━━━ Dataset entries ━━━

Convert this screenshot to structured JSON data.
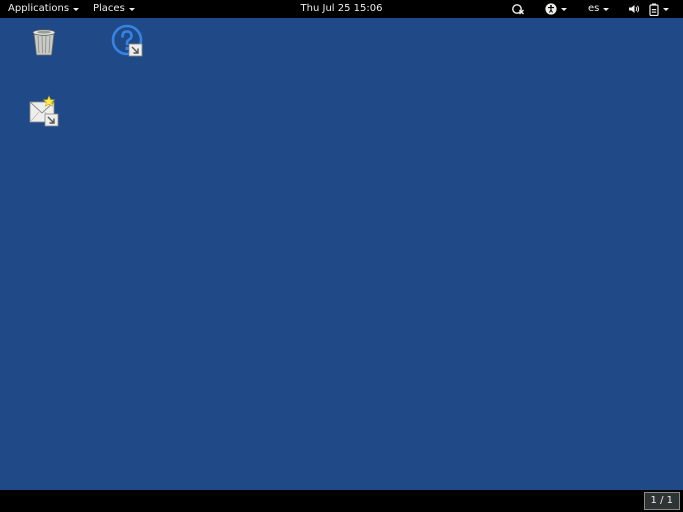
{
  "topbar": {
    "applications_label": "Applications",
    "places_label": "Places",
    "clock": "Thu Jul 25  15:06",
    "language": "es"
  },
  "tray_icons": [
    "accessibility-update-icon",
    "accessibility-icon",
    "volume-icon",
    "battery-icon"
  ],
  "desktop": {
    "background_color": "#204a87",
    "icons": [
      "trash-icon",
      "help-shortcut-icon",
      "mail-shortcut-icon"
    ]
  },
  "bottombar": {
    "workspace": "1 / 1"
  }
}
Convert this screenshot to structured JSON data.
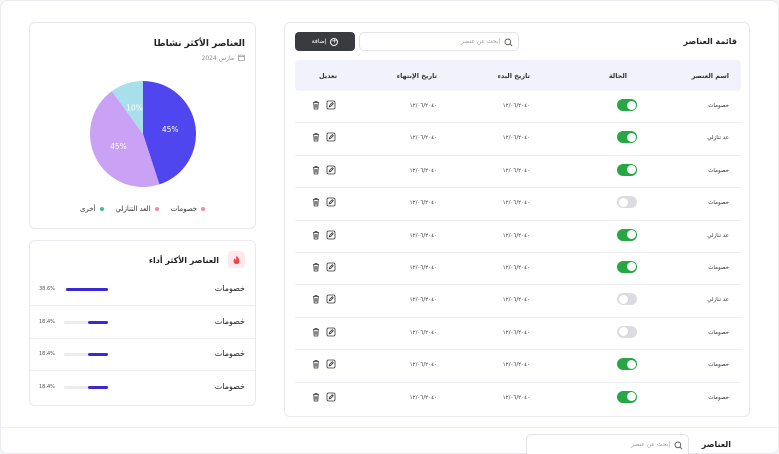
{
  "list": {
    "title": "قائمة العناصر",
    "search_placeholder": "إبحث عن عنصر",
    "add_label": "إضافة",
    "headers": {
      "name": "اسم العنصر",
      "status": "الحالة",
      "start": "تاريخ البدء",
      "end": "تاريخ الإنتهاء",
      "edit": "تعديل"
    },
    "rows": [
      {
        "name": "خصومات",
        "on": true,
        "start": "١٢/٠٦/٢٠٤٠",
        "end": "١٢/٠٦/٢٠٤٠"
      },
      {
        "name": "عد تنازلي",
        "on": true,
        "start": "١٢/٠٦/٢٠٤٠",
        "end": "١٢/٠٦/٢٠٤٠"
      },
      {
        "name": "خصومات",
        "on": true,
        "start": "١٢/٠٦/٢٠٤٠",
        "end": "١٢/٠٦/٢٠٤٠"
      },
      {
        "name": "خصومات",
        "on": false,
        "start": "١٢/٠٦/٢٠٤٠",
        "end": "١٢/٠٦/٢٠٤٠"
      },
      {
        "name": "عد تنازلي",
        "on": true,
        "start": "١٢/٠٦/٢٠٤٠",
        "end": "١٢/٠٦/٢٠٤٠"
      },
      {
        "name": "خصومات",
        "on": true,
        "start": "١٢/٠٦/٢٠٤٠",
        "end": "١٢/٠٦/٢٠٤٠"
      },
      {
        "name": "عد تنازلي",
        "on": false,
        "start": "١٢/٠٦/٢٠٤٠",
        "end": "١٢/٠٦/٢٠٤٠"
      },
      {
        "name": "خصومات",
        "on": false,
        "start": "١٢/٠٦/٢٠٤٠",
        "end": "١٢/٠٦/٢٠٤٠"
      },
      {
        "name": "خصومات",
        "on": true,
        "start": "١٢/٠٦/٢٠٤٠",
        "end": "١٢/٠٦/٢٠٤٠"
      },
      {
        "name": "خصومات",
        "on": true,
        "start": "١٢/٠٦/٢٠٤٠",
        "end": "١٢/٠٦/٢٠٤٠"
      }
    ]
  },
  "active": {
    "title": "العناصر الأكثر نشاطا",
    "date": "مارس 2024"
  },
  "chart_data": {
    "type": "pie",
    "slices": [
      {
        "label": "خصومات",
        "value": 45,
        "display": "45%",
        "color": "#4f46f0"
      },
      {
        "label": "العد التنازلي",
        "value": 45,
        "display": "45%",
        "color": "#c9a2f5"
      },
      {
        "label": "أخرى",
        "value": 10,
        "display": "10%",
        "color": "#a7dfea"
      }
    ],
    "legend": [
      {
        "label": "خصومات",
        "color": "#f48a9a"
      },
      {
        "label": "العد التنازلي",
        "color": "#f48a9a"
      },
      {
        "label": "أخرى",
        "color": "#3cc08a"
      }
    ]
  },
  "performance": {
    "title": "العناصر الأكثر أداء",
    "rows": [
      {
        "label": "خصومات",
        "pct": "38.6%",
        "value": 38.6
      },
      {
        "label": "خصومات",
        "pct": "18.4%",
        "value": 18.4
      },
      {
        "label": "خصومات",
        "pct": "18.4%",
        "value": 18.4
      },
      {
        "label": "خصومات",
        "pct": "18.4%",
        "value": 18.4
      }
    ]
  },
  "bottom": {
    "title": "العناصر",
    "search_placeholder": "إبحث عن عنصر"
  },
  "colors": {
    "toggle_on": "#27a744",
    "toggle_off": "#dcdce0",
    "bar_fill": "#3a28d6",
    "add_button": "#3a3b3f",
    "header_bg": "#f1f2fb"
  }
}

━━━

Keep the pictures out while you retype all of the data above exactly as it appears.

Response area:
Convert this screenshot to structured JSON data.
{
  "topbar": {
    "applications_label": "Applications",
    "places_label": "Places",
    "clock": "Thu Jul 25  15:06",
    "language": "es"
  },
  "tray_icons": [
    "accessibility-update-icon",
    "accessibility-icon",
    "volume-icon",
    "battery-icon"
  ],
  "desktop": {
    "background_color": "#204a87",
    "icons": [
      "trash-icon",
      "help-shortcut-icon",
      "mail-shortcut-icon"
    ]
  },
  "bottombar": {
    "workspace": "1 / 1"
  }
}
Convert this screenshot to structured JSON data.
{
  "list": {
    "title": "قائمة العناصر",
    "search_placeholder": "إبحث عن عنصر",
    "add_label": "إضافة",
    "headers": {
      "name": "اسم العنصر",
      "status": "الحالة",
      "start": "تاريخ البدء",
      "end": "تاريخ الإنتهاء",
      "edit": "تعديل"
    },
    "rows": [
      {
        "name": "خصومات",
        "on": true,
        "start": "١٢/٠٦/٢٠٤٠",
        "end": "١٢/٠٦/٢٠٤٠"
      },
      {
        "name": "عد تنازلي",
        "on": true,
        "start": "١٢/٠٦/٢٠٤٠",
        "end": "١٢/٠٦/٢٠٤٠"
      },
      {
        "name": "خصومات",
        "on": true,
        "start": "١٢/٠٦/٢٠٤٠",
        "end": "١٢/٠٦/٢٠٤٠"
      },
      {
        "name": "خصومات",
        "on": false,
        "start": "١٢/٠٦/٢٠٤٠",
        "end": "١٢/٠٦/٢٠٤٠"
      },
      {
        "name": "عد تنازلي",
        "on": true,
        "start": "١٢/٠٦/٢٠٤٠",
        "end": "١٢/٠٦/٢٠٤٠"
      },
      {
        "name": "خصومات",
        "on": true,
        "start": "١٢/٠٦/٢٠٤٠",
        "end": "١٢/٠٦/٢٠٤٠"
      },
      {
        "name": "عد تنازلي",
        "on": false,
        "start": "١٢/٠٦/٢٠٤٠",
        "end": "١٢/٠٦/٢٠٤٠"
      },
      {
        "name": "خصومات",
        "on": false,
        "start": "١٢/٠٦/٢٠٤٠",
        "end": "١٢/٠٦/٢٠٤٠"
      },
      {
        "name": "خصومات",
        "on": true,
        "start": "١٢/٠٦/٢٠٤٠",
        "end": "١٢/٠٦/٢٠٤٠"
      },
      {
        "name": "خصومات",
        "on": true,
        "start": "١٢/٠٦/٢٠٤٠",
        "end": "١٢/٠٦/٢٠٤٠"
      }
    ]
  },
  "active": {
    "title": "العناصر الأكثر نشاطا",
    "date": "مارس 2024"
  },
  "chart_data": {
    "type": "pie",
    "slices": [
      {
        "label": "خصومات",
        "value": 45,
        "display": "45%",
        "color": "#4f46f0"
      },
      {
        "label": "العد التنازلي",
        "value": 45,
        "display": "45%",
        "color": "#c9a2f5"
      },
      {
        "label": "أخرى",
        "value": 10,
        "display": "10%",
        "color": "#a7dfea"
      }
    ],
    "legend": [
      {
        "label": "خصومات",
        "color": "#f48a9a"
      },
      {
        "label": "العد التنازلي",
        "color": "#f48a9a"
      },
      {
        "label": "أخرى",
        "color": "#3cc08a"
      }
    ]
  },
  "performance": {
    "title": "العناصر الأكثر أداء",
    "rows": [
      {
        "label": "خصومات",
        "pct": "38.6%",
        "value": 38.6
      },
      {
        "label": "خصومات",
        "pct": "18.4%",
        "value": 18.4
      },
      {
        "label": "خصومات",
        "pct": "18.4%",
        "value": 18.4
      },
      {
        "label": "خصومات",
        "pct": "18.4%",
        "value": 18.4
      }
    ]
  },
  "bottom": {
    "title": "العناصر",
    "search_placeholder": "إبحث عن عنصر"
  },
  "colors": {
    "toggle_on": "#27a744",
    "toggle_off": "#dcdce0",
    "bar_fill": "#3a28d6",
    "add_button": "#3a3b3f",
    "header_bg": "#f1f2fb"
  }
}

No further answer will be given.